Covington Internet of Things Update: BEREC Confirms European 5G Strategy Priority and Opens Public Consultation on the European Net Neutrality Rules
BEREC, the Body of European Regulators for Electronic Communications, recently held its 34th public debriefing in Brussels. It confirmed, among other developments, that it has made 5G a strategic European priority for the next 3 years, and has opened a public consultation on the European Net Neutrality Rules – which will run until April 25 2018.
BEREC’s focus on making 5G a strategic European priority forms part of an ambitious plan to help Europe become a leader in 5G deployment, enabling high-speed internet everywhere, and connected smart homes. This announcement was presented along with an externally commissioned 5G study which examines the implications of 5G deployment and future business models.

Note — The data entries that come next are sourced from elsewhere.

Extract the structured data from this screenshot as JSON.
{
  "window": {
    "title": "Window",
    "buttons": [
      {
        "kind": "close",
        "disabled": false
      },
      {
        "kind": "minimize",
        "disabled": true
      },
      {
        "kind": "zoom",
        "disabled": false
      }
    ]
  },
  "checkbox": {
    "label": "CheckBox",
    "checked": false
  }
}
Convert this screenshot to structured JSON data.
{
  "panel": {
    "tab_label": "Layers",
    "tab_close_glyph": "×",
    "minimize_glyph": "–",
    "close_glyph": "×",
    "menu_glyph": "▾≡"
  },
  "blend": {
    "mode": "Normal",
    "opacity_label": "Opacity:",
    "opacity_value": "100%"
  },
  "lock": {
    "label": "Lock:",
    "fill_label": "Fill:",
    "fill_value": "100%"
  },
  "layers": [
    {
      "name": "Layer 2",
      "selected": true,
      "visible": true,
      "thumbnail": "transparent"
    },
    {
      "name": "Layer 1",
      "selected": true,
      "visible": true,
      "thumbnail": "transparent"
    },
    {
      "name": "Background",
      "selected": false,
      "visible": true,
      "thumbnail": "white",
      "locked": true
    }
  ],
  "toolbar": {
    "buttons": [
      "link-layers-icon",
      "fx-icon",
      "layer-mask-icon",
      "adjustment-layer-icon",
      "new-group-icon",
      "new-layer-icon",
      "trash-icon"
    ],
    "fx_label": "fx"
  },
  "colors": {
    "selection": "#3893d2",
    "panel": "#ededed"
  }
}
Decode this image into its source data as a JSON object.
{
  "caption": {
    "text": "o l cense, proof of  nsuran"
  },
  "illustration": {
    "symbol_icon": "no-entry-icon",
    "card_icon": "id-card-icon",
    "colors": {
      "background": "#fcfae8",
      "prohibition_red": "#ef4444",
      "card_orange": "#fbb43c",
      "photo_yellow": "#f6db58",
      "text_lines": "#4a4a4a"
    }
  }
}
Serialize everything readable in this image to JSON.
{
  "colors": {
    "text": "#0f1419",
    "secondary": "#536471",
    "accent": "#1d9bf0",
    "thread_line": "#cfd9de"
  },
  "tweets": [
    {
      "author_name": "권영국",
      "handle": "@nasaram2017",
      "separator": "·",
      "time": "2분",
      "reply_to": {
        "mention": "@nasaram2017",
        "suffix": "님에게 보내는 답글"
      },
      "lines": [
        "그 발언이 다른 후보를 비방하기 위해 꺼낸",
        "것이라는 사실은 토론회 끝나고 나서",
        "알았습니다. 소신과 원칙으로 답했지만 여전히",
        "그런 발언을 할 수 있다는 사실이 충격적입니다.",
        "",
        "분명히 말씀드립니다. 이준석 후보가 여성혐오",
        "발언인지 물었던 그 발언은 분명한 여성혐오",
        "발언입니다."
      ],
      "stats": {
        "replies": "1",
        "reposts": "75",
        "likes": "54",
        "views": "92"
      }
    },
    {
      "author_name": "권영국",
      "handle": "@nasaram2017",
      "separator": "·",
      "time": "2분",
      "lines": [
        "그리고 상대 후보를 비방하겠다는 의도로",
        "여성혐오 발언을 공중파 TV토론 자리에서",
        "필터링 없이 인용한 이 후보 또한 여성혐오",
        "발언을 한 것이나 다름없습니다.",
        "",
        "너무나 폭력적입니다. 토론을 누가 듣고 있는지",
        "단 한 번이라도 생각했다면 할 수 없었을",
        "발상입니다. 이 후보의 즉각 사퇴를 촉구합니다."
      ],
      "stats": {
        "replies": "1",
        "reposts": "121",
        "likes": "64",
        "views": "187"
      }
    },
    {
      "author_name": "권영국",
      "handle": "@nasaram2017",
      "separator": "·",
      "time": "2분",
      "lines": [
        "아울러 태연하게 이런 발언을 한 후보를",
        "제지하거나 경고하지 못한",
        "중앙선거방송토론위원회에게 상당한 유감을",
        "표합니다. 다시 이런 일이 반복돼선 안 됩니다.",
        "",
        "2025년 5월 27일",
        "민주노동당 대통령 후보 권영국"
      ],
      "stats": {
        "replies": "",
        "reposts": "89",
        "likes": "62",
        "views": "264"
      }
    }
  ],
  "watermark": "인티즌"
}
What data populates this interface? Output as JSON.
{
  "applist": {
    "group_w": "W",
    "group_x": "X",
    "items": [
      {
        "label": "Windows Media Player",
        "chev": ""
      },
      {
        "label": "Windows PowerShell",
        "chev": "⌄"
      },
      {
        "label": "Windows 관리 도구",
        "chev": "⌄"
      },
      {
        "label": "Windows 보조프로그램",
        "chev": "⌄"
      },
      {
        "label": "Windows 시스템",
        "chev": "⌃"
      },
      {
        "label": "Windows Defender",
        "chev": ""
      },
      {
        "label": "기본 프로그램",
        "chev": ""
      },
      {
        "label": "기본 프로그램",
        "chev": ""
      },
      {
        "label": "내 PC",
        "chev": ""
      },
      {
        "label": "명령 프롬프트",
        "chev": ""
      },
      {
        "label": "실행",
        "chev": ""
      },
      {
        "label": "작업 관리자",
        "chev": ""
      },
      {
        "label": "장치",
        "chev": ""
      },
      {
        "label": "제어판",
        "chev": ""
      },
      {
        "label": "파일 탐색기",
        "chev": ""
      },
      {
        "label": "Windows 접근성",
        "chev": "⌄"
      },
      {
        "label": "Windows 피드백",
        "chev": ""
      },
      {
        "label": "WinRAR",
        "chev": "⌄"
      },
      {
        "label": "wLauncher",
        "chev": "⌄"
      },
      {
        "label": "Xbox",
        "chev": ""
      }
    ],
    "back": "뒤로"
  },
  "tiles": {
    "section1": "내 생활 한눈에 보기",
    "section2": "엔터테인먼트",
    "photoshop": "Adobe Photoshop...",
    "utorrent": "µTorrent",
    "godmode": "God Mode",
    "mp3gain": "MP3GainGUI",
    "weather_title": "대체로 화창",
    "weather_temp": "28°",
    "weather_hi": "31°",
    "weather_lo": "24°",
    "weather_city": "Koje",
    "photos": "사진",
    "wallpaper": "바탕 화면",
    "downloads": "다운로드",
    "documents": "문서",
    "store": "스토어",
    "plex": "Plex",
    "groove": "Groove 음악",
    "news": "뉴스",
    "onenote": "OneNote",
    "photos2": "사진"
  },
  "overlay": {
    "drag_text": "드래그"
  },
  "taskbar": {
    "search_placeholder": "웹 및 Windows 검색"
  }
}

The new 2018 BEREC Chair, Johannes Gungl (Managing Director of RTR Austria), described the goal as contributing to the removal of potential hurdles in order to enable the smooth roll-out of 5G in Europe. In coming to such a position, earlier this month BEREC also held a workshop on 5G and the internet of things in order to better understand current and future network security issues, in cooperation with the European Union Agency for Network and Information Security. One of the workshop’s objectives was to raise awareness about network security for European telcos, and examine potential risks where low cost IoT products may not include security by design. In its presentation, the group of European regulators showcased their newest video on the importance of Europe moving forward as one in this very important area, and for regulators to engage, collaborate and thereby empower European consumers in a future 5G Europe.
BEREC also introduced a new public consultation to evaluate the 2015 Net Neutrality Regulation and related 2016 BEREC Net Neutrality Guidelines. This consultation seeks practical input from stakeholders on their experience over the last two years, since the Net Neutrality Regulation came into force, and the more detailed Net Neutrality Guidelines which were introduced by BEREC some months later. This can include feedback on stakeholders’ overall general experience with the application of the rules, whether the Guidelines have helped national regulators behave in a consistent coherent and correct way, and how the rules may be improved or clarified. In doing so, stakeholders are invited to provide concrete examples of stakeholder experiences so far. Additionally, BEREC seeks views on the introduction of new technologies – particularly those in the context of 5G deployment, and their relationship with the European net neutrality rules, and is interested in how stakeholders envisage the European rules dealing with new network technologies such as ‘network slicing’ and ‘edge computing’.
The consultation also seeks input on the assessment of specific commercial practices such as zero-rating. Indeed, zero-rating has been the issue of much debate in Europe over the last eighteen months where some national regulators have adopted significantly different approaches to interpreting the Guidelines (the concept of zero-rating is not directly addressed in the Regulation itself) – with some ultimately attempting to over-rule major principles contained therein. It is therefore likely that the non-uniform approach to the practice of zero-rating adopted by regulators across Europe will be an issue given significant attention in responses, in addition to likely requests for clarifications and examples to be added to the existing guidance on this complex and evolving topic.
Ultimately, this new net neutrality consultation presents an important opportunity for stakeholders across different industries to have their say on the future development of the European net neutrality rules – by both highlighting issues which have arisen so far, and identifying ways in which the rules may be clarified and improved, and deal with new technologies in the future. The electronic version of the consultation can be accessed here and remains open until April 25 2018. Submissions can be made in both in a confidential and a public version, and may be made on a corporate and-or personal basis. Ultimately, as well as being published on BEREC’s website, BEREC will use the feedback in its own report which will be submitted to the Commission in its own review of the Net Neutrality Regulation, tabled for the summer of 2019.